I-Chun (Jennifer) Lin is an MPH student in Epidemiology and was a dermatologist in Taiwan. She earned her MD degree from Fu-Jen Catholic University and BS in Pharmacy from National Taiwan University. Her previous study, about HPV infection among males, raised awareness of the fact that HPV infection affects people of all genders and that prevention of HPV-related cancers should not be a purely female responsibility. She is currently working on gender and mental health problems in treatment compliance in patients with psoriasis, which is expected to provide evidence for developing future policies for women’s health.

 


Magally A. Miranda Alcázar is a PhD student in Chicana/o Studies and the Experimental Critical Theory program. She graduated from UC Santa Cruz with a double major in Feminist Studies and Community Studies. Building on her undergraduate participant observation research with domestic worker organizers in the California Bay Area, her current research explores care work in the emerging digital economy, including new technologies of labor capture and modes of worker self-organization. She is a Eugene Cota-Robles Fellow and a Ford Predoctoral Fellow. Her writing can be found at The Nation, The New Left Review, and Viewpoint Magazine, where she is a member of the editorial collective.


Josephine Ong is a Chinese-Filipino settler and scholar-activist that grew up in Guåhan/Guam. Her research and activism engages Filipino and Chamorros’ interconnected histories of dispossession and colonization to build collective resistance. Ong is currently working on a project that unpacks Filipino and Chamorro activists’ different memories about Apolinario Mabini’s incarceration in Asan.

 

 


Nada Ali Ramadan is a PhD student in Sociology. Her research examines how war and the process of forced migration impacts gender identities, perceptions, and behavior for Syrian refugees in the Middle East. Prior to entering UCLA, she was a social researcher at the Population Council’s Poverty, Youth, and Gender Program in the Cairo office. She earned a BA in History from Stanford University and graduated with an MA in Arab Studies from Georgetown University. Her master’s thesis studied the gendered dimension of the January 25th uprising and the transitional process in Egypt.

 


Amr Khalaf Shahat is a PhD candidate at the Cotsen Institute of Archaeology. His research focuses on the archaeology of diversity and interactions in ancient Egypt. He investigates regional diversity within Egyptian culture and social changes driven by cultural interactions in different regions of ancient Egypt. His research methods combine humanities and life sciences. He focuses on the social history of under-studied groups of non-ruling elite women and children in the past by examining botanical food remains found in their burials as offerings. He received his MA degree from the University of Memphis, Tennessee, and his bachelor’s degree from Helwan University, Egypt.

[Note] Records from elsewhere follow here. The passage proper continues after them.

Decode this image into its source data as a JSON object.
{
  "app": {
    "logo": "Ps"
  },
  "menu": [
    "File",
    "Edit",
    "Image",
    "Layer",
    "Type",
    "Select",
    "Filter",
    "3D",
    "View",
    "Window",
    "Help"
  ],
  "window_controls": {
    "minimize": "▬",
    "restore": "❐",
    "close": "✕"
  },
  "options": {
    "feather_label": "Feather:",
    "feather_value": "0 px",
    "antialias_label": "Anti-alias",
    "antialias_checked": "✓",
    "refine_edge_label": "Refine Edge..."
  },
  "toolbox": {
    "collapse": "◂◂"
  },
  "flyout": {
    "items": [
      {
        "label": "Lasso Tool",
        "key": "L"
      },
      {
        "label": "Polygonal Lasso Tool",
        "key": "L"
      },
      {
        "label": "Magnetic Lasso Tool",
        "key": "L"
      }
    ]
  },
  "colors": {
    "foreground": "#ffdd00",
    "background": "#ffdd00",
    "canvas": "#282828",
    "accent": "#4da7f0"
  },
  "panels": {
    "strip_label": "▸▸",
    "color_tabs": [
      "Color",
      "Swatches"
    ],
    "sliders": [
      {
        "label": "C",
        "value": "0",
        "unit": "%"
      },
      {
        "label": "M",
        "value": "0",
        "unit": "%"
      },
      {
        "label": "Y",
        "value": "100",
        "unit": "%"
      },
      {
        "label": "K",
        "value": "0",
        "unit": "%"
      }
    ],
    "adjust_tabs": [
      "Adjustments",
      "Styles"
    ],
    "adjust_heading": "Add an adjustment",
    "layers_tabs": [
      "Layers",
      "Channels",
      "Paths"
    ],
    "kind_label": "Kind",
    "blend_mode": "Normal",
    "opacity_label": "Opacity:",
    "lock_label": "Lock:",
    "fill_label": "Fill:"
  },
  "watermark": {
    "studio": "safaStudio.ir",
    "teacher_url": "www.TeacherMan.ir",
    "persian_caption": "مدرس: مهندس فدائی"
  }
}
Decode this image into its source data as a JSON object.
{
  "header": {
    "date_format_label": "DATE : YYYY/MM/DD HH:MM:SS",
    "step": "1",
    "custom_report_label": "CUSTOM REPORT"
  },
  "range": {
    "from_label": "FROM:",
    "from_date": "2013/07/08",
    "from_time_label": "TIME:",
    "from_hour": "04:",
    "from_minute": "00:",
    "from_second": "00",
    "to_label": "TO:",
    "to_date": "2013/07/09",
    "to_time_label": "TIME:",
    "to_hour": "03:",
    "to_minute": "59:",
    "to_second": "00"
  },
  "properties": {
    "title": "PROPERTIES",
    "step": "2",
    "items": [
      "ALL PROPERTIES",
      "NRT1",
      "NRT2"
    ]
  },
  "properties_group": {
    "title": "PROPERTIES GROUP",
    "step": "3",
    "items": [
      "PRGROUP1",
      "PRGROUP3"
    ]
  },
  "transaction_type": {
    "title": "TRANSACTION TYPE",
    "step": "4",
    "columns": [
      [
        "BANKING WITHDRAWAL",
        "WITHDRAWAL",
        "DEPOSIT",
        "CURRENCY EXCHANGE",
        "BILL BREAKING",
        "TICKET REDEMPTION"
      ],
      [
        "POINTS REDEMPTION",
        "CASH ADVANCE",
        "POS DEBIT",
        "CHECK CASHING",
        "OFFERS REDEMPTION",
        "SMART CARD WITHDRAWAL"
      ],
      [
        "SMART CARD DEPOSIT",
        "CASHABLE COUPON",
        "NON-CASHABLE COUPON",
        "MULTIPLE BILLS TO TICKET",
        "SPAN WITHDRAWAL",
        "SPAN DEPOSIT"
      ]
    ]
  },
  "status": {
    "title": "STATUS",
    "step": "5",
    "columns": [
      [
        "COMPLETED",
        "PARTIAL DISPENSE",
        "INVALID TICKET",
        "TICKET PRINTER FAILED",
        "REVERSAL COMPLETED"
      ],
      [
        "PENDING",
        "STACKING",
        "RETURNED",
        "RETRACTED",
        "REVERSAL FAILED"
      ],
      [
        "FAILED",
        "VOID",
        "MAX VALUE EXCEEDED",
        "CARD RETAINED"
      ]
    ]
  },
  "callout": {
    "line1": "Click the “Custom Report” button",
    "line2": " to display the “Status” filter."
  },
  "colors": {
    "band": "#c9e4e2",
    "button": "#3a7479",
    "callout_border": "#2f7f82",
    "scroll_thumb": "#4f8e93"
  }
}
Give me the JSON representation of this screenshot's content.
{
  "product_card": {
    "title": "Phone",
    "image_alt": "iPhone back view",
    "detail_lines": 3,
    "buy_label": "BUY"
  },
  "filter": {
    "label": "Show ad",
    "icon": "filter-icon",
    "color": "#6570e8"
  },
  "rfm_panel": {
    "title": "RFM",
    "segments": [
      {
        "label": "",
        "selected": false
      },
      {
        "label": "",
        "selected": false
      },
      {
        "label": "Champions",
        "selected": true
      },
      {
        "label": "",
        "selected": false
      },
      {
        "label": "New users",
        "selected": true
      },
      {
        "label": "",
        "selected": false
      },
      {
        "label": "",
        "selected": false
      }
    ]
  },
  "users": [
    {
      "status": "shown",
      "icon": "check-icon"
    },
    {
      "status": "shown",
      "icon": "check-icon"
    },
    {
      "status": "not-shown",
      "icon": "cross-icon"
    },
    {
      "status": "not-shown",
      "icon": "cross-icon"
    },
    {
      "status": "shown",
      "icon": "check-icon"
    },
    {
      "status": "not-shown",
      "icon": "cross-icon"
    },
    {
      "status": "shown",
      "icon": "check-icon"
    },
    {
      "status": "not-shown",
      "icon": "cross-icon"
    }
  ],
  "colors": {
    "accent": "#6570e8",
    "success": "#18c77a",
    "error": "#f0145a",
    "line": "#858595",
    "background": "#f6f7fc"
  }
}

Christine Vega is a PhD candidate in the Graduate School of Education and Information Studies. She earned a Masters of Education from the University of Utah, BAs in Gender and Chicana/o Studies from UCLA, and a Liberal Arts AA from Los Angeles Mission College. She is a fierce Motherscholar and firstgeneration transfer student born and raised in Pacoima, California. Her roots are central to community organizing, spirituality, and activism. Her dissertation explores the racial and gender disparities in the lives of first-generation Chicana, Latina, and Indigenous Motherscholars in PhD programs in the United States Southwest. She is a co-editor and co-contributor to the anthology Chicana M(other)work and is currently an editor for InterActions, an open access, student-led, peer-reviewed journal at UCLA.


Tony Wei Ling studies comics, contemporary literature, and new media in English and is interested in alternative forms of publication and archiving on and off the Internet. He is a fiction editor at the literary magazine Nat.Brut.

0 replies

Leave a Reply

Want to join the discussion?
Feel free to contribute!

Leave a Reply

Your email address will not be published. Required fields are marked *